In the classical political thought of the West, it was supposed that democracies must be small and direct. Democracy was a form in which all citizens must participate, thus it could exist only on a very circumscribed scale—that of the Greek city-state, in which, ideally, an assembly was limited to the range of the human voice. As modern nations arose, there arose as well the alternative conception that democracy could be representative. The people were assured of opportunities to render judgment on the officeholders’ conduct of office. Nonetheless, the idea survived that democracy was purer and more attainable on the small scale than on the large, and that its survival on a small scale was indispensable to its attainment on a larger scale.

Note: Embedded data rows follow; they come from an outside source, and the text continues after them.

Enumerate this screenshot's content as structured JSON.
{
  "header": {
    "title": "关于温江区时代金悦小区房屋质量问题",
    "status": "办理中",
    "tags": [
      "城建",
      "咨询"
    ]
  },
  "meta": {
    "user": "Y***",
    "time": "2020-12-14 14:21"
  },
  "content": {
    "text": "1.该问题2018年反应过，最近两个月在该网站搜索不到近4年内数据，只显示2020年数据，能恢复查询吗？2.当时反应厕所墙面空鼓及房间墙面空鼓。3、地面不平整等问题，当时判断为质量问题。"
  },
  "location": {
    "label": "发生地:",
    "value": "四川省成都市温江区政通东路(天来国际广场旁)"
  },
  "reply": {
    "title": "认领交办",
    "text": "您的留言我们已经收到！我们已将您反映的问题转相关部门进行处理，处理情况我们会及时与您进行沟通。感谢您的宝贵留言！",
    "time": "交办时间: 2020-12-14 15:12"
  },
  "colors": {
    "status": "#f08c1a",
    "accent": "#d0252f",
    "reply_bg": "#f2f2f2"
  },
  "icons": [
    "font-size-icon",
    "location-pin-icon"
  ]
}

Nationalist and localist traditions vie within the American federal system and the American experiment with self-government. Bringing together contributions from history, political science, and sociology, this book focuses primarily on the local, seeking to recapture its origins, explain its current impact, and assess its worth.


Editor’s Preface
Martha Derthick

Introduction: City Life and Citizenship and Locality
James Q. Wilson

Public-spiritedness and the American Regime
Steven L. Elkin

Part I. Local Self-Government in American Political History
1. The Origins and Influence of Early American Local Self-Government
Pauline Maier
2. Localism, Political Parties, and Civic Virtue
Sidney M. Milkis
3. How Many Communities?: The Evolution of American Federalism
Martha Derthick
4. Local Practice in Transition: From Government to Governance
Kathryn Doherty and Clarence N. Stone

Part II. The Place of Locality in Current Policy Choice
5. The Ideo-logics of Urban Land Use Politics
Alan A. Altshuler
6. Local Government and Environmental Policy
Marc K. Landy
7. Local Self-Government in Education: Community vs. Citizenship
Gregory R. Weiher and Chris Cookson
8. Net Gains: The Voting Rights Act and Southern Local Government
Richard M. Vallely
9. The People’s Court?: Federal Judges and Criminal Justice
William D. Hagedorn and John J. DiIulio Jr.

Afterword: Federalism and Community
Philip Selznick